#### Recorded data ####

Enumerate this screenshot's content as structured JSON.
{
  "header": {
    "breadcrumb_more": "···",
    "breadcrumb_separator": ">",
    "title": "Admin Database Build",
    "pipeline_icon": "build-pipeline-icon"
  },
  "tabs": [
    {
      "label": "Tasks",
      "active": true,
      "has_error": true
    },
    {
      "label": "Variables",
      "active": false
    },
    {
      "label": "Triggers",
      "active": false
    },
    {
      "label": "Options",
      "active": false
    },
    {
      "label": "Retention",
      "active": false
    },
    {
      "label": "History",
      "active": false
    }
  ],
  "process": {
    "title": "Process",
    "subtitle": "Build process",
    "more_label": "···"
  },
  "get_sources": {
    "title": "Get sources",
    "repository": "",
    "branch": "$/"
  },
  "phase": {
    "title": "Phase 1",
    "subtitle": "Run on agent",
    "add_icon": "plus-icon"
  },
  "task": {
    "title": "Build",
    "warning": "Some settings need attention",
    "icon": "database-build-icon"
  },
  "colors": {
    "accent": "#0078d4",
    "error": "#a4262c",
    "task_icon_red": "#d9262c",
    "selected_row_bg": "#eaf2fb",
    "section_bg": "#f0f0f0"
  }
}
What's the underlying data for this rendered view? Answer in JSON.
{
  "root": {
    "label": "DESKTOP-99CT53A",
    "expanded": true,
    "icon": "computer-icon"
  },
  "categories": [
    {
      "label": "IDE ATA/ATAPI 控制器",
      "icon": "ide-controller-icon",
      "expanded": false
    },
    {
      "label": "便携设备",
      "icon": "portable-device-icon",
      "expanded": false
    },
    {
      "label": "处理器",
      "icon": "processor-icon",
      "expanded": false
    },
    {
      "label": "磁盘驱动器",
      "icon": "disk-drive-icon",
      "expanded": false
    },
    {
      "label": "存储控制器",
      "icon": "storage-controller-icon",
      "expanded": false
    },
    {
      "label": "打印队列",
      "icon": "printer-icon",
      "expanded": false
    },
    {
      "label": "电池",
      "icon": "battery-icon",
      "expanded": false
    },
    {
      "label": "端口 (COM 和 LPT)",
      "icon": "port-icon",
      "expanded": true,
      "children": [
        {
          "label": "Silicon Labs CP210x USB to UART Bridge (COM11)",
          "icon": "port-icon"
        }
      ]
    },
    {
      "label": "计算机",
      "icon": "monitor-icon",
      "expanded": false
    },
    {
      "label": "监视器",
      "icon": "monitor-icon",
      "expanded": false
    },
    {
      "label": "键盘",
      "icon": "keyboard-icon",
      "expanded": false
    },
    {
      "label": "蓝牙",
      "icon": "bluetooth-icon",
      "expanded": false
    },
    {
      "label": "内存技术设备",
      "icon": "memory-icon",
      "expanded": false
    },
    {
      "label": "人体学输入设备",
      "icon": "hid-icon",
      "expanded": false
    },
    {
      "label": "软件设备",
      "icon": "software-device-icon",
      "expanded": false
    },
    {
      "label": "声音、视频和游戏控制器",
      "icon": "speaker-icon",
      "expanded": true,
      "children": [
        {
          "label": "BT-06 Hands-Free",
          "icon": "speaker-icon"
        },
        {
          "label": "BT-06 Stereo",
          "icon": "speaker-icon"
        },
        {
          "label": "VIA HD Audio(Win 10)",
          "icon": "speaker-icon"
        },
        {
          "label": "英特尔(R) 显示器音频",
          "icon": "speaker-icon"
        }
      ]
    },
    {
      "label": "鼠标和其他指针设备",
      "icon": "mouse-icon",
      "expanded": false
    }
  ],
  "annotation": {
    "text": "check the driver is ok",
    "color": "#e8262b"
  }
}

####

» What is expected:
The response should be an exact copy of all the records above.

» Finished task:
Enumerate this screenshot's content as structured JSON.
{
  "header": {
    "breadcrumb_more": "···",
    "breadcrumb_separator": ">",
    "title": "Admin Database Build",
    "pipeline_icon": "build-pipeline-icon"
  },
  "tabs": [
    {
      "label": "Tasks",
      "active": true,
      "has_error": true
    },
    {
      "label": "Variables",
      "active": false
    },
    {
      "label": "Triggers",
      "active": false
    },
    {
      "label": "Options",
      "active": false
    },
    {
      "label": "Retention",
      "active": false
    },
    {
      "label": "History",
      "active": false
    }
  ],
  "process": {
    "title": "Process",
    "subtitle": "Build process",
    "more_label": "···"
  },
  "get_sources": {
    "title": "Get sources",
    "repository": "",
    "branch": "$/"
  },
  "phase": {
    "title": "Phase 1",
    "subtitle": "Run on agent",
    "add_icon": "plus-icon"
  },
  "task": {
    "title": "Build",
    "warning": "Some settings need attention",
    "icon": "database-build-icon"
  },
  "colors": {
    "accent": "#0078d4",
    "error": "#a4262c",
    "task_icon_red": "#d9262c",
    "selected_row_bg": "#eaf2fb",
    "section_bg": "#f0f0f0"
  }
}
What's the underlying data for this rendered view? Answer in JSON.
{
  "root": {
    "label": "DESKTOP-99CT53A",
    "expanded": true,
    "icon": "computer-icon"
  },
  "categories": [
    {
      "label": "IDE ATA/ATAPI 控制器",
      "icon": "ide-controller-icon",
      "expanded": false
    },
    {
      "label": "便携设备",
      "icon": "portable-device-icon",
      "expanded": false
    },
    {
      "label": "处理器",
      "icon": "processor-icon",
      "expanded": false
    },
    {
      "label": "磁盘驱动器",
      "icon": "disk-drive-icon",
      "expanded": false
    },
    {
      "label": "存储控制器",
      "icon": "storage-controller-icon",
      "expanded": false
    },
    {
      "label": "打印队列",
      "icon": "printer-icon",
      "expanded": false
    },
    {
      "label": "电池",
      "icon": "battery-icon",
      "expanded": false
    },
    {
      "label": "端口 (COM 和 LPT)",
      "icon": "port-icon",
      "expanded": true,
      "children": [
        {
          "label": "Silicon Labs CP210x USB to UART Bridge (COM11)",
          "icon": "port-icon"
        }
      ]
    },
    {
      "label": "计算机",
      "icon": "monitor-icon",
      "expanded": false
    },
    {
      "label": "监视器",
      "icon": "monitor-icon",
      "expanded": false
    },
    {
      "label": "键盘",
      "icon": "keyboard-icon",
      "expanded": false
    },
    {
      "label": "蓝牙",
      "icon": "bluetooth-icon",
      "expanded": false
    },
    {
      "label": "内存技术设备",
      "icon": "memory-icon",
      "expanded": false
    },
    {
      "label": "人体学输入设备",
      "icon": "hid-icon",
      "expanded": false
    },
    {
      "label": "软件设备",
      "icon": "software-device-icon",
      "expanded": false
    },
    {
      "label": "声音、视频和游戏控制器",
      "icon": "speaker-icon",
      "expanded": true,
      "children": [
        {
          "label": "BT-06 Hands-Free",
          "icon": "speaker-icon"
        },
        {
          "label": "BT-06 Stereo",
          "icon": "speaker-icon"
        },
        {
          "label": "VIA HD Audio(Win 10)",
          "icon": "speaker-icon"
        },
        {
          "label": "英特尔(R) 显示器音频",
          "icon": "speaker-icon"
        }
      ]
    },
    {
      "label": "鼠标和其他指针设备",
      "icon": "mouse-icon",
      "expanded": false
    }
  ],
  "annotation": {
    "text": "check the driver is ok",
    "color": "#e8262b"
  }
}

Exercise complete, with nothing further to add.